Slowly she put on her housecoat, faded now, the brightly coloured sprigs of heather now a vague spray of pale blue, but as usual it was spotlessly clean and starched to within an inch of its life. Slowly she made her way into the kitchen to collect her cleaning equipment “This calls for the rubber gloves I think” she smiled, and set to, the radio softly accompanying her in her work.
Hours later she stopped and, with her hands in the small of her back, she straightened up and looked around. Fair enough, it was still far from perfect, but the rubble had gone and the dust has been viciously chased away. Time for a pot of tea and a sit down.

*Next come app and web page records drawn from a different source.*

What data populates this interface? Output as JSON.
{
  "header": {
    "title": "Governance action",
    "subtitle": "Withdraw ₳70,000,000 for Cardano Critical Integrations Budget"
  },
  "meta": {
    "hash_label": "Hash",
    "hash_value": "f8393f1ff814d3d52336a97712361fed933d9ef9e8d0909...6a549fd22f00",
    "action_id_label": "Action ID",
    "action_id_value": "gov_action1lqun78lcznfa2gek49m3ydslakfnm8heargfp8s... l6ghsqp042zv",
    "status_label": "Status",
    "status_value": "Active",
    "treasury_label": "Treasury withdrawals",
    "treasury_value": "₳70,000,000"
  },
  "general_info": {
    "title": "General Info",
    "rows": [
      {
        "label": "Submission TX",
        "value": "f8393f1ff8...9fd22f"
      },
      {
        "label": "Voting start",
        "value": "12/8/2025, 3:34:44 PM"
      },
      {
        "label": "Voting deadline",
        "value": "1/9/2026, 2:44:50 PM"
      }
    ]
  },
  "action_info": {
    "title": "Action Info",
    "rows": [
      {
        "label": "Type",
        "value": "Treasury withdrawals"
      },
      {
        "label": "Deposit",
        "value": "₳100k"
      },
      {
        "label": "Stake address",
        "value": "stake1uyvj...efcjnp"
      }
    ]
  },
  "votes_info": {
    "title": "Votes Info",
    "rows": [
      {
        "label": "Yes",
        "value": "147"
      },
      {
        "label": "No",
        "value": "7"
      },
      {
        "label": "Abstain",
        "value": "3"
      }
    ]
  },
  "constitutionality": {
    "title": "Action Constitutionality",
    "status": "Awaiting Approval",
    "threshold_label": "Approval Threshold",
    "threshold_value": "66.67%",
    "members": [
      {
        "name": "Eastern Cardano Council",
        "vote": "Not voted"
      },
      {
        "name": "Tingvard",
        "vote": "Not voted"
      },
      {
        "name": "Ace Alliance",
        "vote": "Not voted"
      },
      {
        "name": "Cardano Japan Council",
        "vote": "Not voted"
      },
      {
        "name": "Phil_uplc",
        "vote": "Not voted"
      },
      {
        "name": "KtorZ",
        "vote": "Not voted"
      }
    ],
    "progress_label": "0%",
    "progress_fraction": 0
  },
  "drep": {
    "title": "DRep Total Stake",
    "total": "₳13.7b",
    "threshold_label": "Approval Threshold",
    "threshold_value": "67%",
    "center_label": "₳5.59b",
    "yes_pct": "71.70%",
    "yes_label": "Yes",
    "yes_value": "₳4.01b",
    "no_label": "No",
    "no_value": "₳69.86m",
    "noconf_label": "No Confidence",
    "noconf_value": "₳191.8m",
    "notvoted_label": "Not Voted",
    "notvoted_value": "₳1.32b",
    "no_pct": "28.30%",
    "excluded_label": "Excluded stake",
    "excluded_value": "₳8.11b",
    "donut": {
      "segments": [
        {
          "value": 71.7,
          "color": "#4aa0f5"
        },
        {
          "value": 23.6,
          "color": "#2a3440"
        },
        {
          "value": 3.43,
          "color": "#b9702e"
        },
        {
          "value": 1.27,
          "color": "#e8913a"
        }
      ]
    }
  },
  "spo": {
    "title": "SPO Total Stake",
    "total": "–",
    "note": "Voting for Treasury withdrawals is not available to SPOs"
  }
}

As usual her thoughts turned to Vic, she allowed herself to remember the good times, when Vic would come home with a wedge of cash and a sharp new suit. He would pick her up and whirl her round “Come on Glenda, get your glad rags on and we’ll go dancing”. He was a case, her Vic, and she closed her eyes to how he made his money, choosing to enjoy the fruits of his labours and the lifestyle it allowed.
That last day, just before he got banged up for a long stretch, he had gathered her in his arms and whispered “Come on Gel, it’ll be OK, Honest Injun”. “Honest Injun” was another of his favourite phrases.. normally signifying he was either lying or in trouble.
How ironic, she thought, that now her Honest Injun was away on the Island for 15 years she had fallen prey to the Cowboy Builders from hell…